A variety of reputable sources—the What Works Clearinghouse and Best Evidence Encyclopedia among them—are available to help educators seeking to identify evidence-based practices and programs. Visiting these sites, teachers will find not only general overviews of EBPs but also research findings and effectiveness ratings. Attention to this information is important. Not every EBP is appropriate for every situation or setting. The closer a given practice or program matches student needs, the greater the likelihood it will lead to a desired outcome. For example, a 3rd-grade teacher with a large proportion of ELLs in her classroom should look for a mathematics program that has been shown to be effective with all students, including those who are learning English.

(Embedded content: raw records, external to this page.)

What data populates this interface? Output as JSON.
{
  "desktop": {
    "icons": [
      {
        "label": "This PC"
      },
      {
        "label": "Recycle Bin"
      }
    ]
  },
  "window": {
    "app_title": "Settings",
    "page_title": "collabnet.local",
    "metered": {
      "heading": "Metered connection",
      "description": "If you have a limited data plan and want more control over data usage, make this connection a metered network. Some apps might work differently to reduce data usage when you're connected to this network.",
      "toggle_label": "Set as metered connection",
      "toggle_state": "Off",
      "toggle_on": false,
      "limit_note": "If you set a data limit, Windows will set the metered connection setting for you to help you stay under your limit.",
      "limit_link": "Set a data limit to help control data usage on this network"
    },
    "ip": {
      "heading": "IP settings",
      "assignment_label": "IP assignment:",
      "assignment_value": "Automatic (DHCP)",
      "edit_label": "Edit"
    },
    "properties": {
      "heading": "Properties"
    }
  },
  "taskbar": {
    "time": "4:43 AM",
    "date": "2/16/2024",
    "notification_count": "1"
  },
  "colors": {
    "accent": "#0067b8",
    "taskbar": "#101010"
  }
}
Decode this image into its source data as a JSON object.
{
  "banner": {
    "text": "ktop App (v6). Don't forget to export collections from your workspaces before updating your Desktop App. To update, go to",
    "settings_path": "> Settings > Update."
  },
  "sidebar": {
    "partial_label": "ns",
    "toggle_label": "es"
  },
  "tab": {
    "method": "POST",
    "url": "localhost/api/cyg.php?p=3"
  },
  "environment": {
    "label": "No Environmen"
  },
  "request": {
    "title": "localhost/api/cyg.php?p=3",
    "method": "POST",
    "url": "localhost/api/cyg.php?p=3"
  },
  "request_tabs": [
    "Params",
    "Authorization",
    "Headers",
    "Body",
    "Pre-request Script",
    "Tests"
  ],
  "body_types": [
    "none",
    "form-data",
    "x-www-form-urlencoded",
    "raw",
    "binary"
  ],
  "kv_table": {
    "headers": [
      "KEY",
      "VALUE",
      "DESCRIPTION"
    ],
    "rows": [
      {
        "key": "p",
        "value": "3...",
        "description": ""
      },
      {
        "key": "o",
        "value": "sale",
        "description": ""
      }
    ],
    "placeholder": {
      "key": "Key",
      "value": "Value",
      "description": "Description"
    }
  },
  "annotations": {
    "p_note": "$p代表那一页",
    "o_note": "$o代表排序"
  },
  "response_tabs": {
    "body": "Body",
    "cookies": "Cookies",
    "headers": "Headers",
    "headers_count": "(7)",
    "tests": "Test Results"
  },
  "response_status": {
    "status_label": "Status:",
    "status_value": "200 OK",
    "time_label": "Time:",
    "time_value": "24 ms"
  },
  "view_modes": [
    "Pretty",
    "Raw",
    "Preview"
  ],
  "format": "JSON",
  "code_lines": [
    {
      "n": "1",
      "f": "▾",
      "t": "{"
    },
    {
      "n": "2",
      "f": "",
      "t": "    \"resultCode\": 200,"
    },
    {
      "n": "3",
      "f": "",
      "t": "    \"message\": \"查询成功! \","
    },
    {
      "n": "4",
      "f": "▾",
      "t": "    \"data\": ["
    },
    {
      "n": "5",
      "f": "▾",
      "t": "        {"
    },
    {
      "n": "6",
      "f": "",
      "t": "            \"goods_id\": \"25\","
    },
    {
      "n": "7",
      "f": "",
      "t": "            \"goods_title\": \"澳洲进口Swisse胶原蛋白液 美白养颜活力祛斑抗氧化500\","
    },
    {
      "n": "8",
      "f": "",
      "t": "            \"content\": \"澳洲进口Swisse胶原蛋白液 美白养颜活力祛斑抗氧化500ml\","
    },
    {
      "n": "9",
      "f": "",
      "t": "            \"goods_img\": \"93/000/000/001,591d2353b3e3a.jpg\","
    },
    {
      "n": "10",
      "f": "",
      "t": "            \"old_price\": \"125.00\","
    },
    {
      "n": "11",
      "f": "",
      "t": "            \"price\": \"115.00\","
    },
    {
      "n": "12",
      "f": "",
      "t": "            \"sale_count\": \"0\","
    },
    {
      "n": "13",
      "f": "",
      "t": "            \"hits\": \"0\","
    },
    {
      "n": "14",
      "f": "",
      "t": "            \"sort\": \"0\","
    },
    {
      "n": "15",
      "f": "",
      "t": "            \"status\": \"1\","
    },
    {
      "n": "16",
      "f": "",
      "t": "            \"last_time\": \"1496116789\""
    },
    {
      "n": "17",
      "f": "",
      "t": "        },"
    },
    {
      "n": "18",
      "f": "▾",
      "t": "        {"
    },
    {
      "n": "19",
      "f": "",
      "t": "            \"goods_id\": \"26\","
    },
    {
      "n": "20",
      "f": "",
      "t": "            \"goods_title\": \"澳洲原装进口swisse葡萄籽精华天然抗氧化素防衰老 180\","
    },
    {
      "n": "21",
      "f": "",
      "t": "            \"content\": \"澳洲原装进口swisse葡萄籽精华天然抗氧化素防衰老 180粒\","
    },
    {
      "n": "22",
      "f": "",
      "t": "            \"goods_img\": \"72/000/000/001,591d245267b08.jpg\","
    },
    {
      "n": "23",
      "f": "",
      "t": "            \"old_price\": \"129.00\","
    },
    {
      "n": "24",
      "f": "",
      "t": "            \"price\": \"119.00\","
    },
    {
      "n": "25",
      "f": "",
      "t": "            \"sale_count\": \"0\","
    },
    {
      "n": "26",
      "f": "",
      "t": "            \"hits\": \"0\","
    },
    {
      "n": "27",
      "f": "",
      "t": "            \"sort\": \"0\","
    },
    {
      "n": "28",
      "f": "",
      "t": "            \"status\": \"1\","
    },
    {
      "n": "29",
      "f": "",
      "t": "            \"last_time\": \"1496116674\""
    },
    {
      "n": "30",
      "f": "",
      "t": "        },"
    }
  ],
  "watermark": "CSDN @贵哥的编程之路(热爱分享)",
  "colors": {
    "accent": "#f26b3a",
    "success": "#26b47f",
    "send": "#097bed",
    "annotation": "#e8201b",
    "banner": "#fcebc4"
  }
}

Implementing EBPs with Fidelity
Selecting an EBP, however, is just the first step. Once chosen, the practice or program must then be implemented with fidelity, or in the manner intended by its researchers or developers. Research indicates that one of the most common reasons that educators fail to see the results they anticipate is that they have not implemented the practice or program as intended. Generally, to implement an EBP with fidelity, a teacher should:
- Receive adequate training and ongoing support
- Adhere to the procedures of the instructional practice or program (e.g., implement with groups of the correct size)
- Implement the practice or program as frequently as recommended (e.g., daily, three times per week)
- Implement the practice or program for the recommended amount of time (e.g., one semester, one academic year)
- Skillfully implement the instructional procedures
Though correct implementation of an EBP increases the likelihood of improved performance, there will nevertheless typically be a small percentage of students who do not respond to it. For this reason, teachers should collect data on each student’s response to determine whether the practice or program is beneficial for each student.
Sarah Powell, PhD
Assistant Professor, Special Education
University of Texas at Austin
For Your Information
To learn more about identifying EBPs, implementing them with fidelity, and evaluating whether they are beneficial for individual students, view the following IRIS Modules:
EBPs for Mathematics
Research on effective instructional practices in mathematics is an emerging field, and over time new practices for teaching mathematical skills and concepts will most likely be identified. This Module will highlight four practices that show moderate to strong evidence for improving student outcomes in mathematics.
- Explicit, systematic instruction
- Visual representations
- Schema instruction
- Metacognitive strategies
As you read about these four practices, you will notice some overlap. For instance, explicit, systematic instruction is a particularly effective method of teaching mathematics procedures. But it is also a key component of teaching the other three practices to students.
HLP and CCSSM Standards Alignment
High-leverage practices (HLPs) in special education are foundational practices shown to improve outcomes for students with disabilities. HLPs, which all special education teachers should implement, are divided into four areas: collaboration, assessment, social/emotional/behavioral practices, and instruction. As each of the EBPs (listed above) are described on the following pages, we will connect them to the relevant HLPs and CCSSM Standards for Mathematical Practice, when applicable. For more information about each of these, click on the links below.